Data records:
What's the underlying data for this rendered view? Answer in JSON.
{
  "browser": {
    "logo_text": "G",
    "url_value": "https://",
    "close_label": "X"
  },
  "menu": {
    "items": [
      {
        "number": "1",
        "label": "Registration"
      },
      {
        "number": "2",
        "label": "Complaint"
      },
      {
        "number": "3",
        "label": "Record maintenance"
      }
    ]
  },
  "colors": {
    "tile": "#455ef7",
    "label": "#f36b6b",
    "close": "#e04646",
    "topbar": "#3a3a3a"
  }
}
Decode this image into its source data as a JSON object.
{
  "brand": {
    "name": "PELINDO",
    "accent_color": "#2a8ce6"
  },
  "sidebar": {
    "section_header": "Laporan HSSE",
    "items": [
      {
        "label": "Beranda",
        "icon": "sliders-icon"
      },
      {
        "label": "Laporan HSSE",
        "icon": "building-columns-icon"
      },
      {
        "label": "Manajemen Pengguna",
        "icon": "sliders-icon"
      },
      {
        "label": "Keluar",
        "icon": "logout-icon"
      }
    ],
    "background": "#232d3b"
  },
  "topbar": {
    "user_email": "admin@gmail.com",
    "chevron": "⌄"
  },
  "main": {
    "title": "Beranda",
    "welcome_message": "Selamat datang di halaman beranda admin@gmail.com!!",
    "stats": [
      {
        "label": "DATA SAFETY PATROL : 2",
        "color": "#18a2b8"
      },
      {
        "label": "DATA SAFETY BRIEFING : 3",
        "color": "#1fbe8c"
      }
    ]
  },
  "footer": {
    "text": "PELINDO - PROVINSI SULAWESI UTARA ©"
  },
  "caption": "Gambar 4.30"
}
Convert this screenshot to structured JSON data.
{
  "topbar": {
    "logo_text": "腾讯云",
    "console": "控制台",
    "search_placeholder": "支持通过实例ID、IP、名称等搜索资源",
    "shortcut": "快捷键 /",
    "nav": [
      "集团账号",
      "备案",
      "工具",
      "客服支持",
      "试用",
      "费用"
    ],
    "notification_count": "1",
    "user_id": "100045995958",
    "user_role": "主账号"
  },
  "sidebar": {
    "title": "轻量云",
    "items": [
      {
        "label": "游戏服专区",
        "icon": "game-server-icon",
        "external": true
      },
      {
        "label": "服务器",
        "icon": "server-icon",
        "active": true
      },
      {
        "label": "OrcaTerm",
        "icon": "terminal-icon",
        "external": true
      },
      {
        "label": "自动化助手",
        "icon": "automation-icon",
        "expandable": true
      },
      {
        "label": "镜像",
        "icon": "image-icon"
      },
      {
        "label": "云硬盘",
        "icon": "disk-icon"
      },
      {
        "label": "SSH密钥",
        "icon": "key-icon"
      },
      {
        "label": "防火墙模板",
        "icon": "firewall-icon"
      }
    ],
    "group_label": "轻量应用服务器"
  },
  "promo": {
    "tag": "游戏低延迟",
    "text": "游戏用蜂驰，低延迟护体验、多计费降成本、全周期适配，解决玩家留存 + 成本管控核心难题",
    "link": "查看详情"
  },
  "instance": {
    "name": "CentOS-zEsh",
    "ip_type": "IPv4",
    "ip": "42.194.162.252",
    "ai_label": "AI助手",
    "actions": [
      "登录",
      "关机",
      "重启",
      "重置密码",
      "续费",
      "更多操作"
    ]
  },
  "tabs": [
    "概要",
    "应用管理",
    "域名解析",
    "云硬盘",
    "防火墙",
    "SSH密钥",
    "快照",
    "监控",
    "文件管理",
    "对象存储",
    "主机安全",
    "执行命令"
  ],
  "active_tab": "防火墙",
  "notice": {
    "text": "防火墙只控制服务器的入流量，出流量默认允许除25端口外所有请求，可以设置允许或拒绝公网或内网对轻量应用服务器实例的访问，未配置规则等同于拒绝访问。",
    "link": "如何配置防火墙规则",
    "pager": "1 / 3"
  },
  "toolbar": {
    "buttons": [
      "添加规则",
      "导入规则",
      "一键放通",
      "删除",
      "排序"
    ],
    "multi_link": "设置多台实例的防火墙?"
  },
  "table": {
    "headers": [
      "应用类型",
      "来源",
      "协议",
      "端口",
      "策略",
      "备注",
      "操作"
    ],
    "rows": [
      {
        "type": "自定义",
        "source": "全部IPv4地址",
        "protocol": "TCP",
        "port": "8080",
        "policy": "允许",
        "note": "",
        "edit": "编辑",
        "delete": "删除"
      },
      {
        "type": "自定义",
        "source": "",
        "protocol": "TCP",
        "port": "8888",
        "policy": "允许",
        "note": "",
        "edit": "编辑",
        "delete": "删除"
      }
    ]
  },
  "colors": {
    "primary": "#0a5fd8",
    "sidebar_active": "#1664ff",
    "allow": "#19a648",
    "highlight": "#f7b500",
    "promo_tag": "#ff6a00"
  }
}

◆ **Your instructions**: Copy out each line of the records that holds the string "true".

◆ **Answer section**:
        "external": true
        "active": true
        "external": true
        "expandable": true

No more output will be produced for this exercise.